* _PROBLEM STATEMENT_: Pull every line with "chair" from the entries below.

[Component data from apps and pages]

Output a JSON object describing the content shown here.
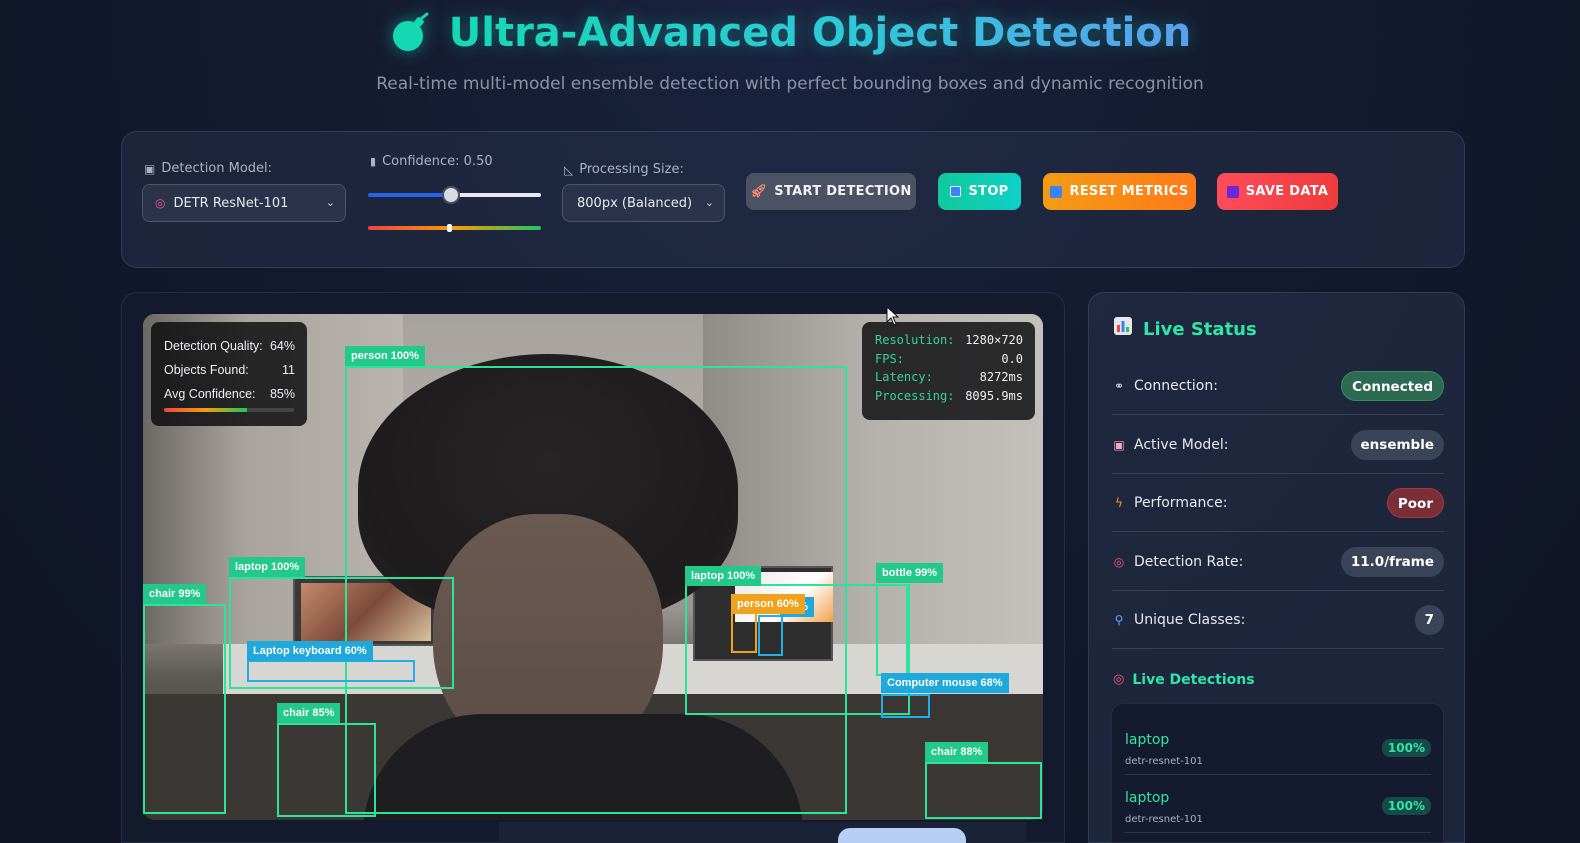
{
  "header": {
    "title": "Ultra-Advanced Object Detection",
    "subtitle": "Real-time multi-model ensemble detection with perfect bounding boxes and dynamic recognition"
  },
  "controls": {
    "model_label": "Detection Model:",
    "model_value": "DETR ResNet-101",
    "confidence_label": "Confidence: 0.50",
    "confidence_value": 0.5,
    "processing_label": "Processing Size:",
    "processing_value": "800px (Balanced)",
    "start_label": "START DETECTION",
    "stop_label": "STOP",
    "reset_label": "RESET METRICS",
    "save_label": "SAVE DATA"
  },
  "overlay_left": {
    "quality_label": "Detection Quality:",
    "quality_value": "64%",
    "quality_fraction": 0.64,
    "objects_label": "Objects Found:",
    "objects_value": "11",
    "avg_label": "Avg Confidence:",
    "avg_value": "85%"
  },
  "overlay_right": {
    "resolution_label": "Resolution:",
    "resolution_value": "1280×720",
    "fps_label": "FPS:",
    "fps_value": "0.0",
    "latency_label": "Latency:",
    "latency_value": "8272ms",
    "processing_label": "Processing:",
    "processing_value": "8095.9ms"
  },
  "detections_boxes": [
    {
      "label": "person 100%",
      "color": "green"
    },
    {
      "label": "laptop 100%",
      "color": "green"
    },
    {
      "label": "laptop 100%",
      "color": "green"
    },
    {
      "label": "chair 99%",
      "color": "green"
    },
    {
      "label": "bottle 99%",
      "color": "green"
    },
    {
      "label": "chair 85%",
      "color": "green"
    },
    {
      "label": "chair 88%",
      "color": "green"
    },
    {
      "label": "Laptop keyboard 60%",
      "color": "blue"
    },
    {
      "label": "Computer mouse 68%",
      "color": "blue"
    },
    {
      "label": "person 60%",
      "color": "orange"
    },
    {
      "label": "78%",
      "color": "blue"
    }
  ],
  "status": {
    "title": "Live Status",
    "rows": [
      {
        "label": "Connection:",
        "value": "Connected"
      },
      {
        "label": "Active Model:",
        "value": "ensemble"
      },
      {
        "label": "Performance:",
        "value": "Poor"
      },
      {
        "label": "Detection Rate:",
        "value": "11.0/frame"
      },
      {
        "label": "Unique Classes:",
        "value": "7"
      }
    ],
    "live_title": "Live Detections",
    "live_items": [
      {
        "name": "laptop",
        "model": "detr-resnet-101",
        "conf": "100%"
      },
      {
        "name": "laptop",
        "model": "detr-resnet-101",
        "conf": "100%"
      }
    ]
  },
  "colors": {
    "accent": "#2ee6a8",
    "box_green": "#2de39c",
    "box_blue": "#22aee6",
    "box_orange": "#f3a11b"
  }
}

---

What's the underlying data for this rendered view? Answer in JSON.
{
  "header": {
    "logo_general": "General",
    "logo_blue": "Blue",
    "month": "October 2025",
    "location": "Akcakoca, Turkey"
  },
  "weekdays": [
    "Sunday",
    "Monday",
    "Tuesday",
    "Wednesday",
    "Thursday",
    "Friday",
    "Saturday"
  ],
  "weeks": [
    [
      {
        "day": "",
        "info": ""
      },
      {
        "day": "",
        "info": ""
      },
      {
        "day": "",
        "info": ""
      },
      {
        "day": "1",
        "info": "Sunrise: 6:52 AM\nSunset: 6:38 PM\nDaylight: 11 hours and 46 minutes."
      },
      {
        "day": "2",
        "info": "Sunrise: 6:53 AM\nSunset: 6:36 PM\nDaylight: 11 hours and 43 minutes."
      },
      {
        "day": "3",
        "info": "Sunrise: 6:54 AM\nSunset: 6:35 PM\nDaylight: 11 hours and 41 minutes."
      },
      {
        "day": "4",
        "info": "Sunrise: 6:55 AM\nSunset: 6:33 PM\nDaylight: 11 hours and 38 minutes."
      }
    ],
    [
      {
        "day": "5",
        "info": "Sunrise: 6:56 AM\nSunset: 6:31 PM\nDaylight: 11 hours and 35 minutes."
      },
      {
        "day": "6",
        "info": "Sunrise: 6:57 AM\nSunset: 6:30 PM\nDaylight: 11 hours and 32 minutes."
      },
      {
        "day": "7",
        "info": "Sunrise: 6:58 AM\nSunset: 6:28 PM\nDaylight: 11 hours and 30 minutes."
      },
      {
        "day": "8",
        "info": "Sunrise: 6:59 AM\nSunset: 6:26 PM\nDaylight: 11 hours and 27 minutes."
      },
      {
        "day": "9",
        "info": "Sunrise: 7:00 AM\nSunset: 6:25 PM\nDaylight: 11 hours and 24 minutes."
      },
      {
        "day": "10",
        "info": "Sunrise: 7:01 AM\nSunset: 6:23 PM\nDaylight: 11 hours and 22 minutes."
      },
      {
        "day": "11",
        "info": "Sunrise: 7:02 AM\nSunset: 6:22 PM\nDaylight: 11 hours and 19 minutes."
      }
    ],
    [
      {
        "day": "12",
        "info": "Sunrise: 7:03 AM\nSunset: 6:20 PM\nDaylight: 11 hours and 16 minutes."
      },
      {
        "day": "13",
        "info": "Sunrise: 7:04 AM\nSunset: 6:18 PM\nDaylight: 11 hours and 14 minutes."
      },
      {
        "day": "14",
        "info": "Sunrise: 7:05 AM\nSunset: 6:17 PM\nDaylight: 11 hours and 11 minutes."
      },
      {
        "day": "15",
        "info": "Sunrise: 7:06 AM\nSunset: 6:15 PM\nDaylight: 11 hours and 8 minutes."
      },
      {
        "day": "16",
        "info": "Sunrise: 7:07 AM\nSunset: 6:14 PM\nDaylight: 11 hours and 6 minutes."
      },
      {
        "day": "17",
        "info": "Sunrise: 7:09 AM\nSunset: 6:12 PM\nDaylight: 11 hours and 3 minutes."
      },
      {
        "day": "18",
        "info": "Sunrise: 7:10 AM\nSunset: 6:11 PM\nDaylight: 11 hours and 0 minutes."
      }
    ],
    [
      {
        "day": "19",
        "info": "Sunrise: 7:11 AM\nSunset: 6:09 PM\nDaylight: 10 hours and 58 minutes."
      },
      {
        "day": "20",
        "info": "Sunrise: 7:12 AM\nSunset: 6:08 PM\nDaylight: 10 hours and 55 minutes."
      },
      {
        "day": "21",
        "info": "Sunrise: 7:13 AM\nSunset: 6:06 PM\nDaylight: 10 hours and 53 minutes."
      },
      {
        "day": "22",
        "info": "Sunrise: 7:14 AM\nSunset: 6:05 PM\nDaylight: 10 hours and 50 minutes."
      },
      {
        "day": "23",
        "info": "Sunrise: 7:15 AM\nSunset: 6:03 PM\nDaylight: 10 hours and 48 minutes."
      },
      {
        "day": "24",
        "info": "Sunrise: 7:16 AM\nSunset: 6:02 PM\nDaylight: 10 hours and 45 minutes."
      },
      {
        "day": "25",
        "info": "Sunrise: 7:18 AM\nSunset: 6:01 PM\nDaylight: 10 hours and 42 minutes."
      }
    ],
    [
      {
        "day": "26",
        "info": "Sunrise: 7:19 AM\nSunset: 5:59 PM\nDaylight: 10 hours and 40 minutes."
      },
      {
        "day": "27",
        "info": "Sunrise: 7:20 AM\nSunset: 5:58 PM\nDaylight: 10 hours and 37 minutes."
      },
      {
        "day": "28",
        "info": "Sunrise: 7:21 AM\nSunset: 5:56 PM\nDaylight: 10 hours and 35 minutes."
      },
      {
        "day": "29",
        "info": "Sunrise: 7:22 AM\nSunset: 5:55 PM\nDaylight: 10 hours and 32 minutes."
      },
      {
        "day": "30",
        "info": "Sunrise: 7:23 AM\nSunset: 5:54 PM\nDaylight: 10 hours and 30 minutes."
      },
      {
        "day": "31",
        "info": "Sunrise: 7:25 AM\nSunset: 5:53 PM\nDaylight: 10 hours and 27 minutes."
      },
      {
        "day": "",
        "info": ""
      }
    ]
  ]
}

* _RESULT BELOW_:
      "label": "chair 99%",
      "label": "chair 85%",
      "label": "chair 88%",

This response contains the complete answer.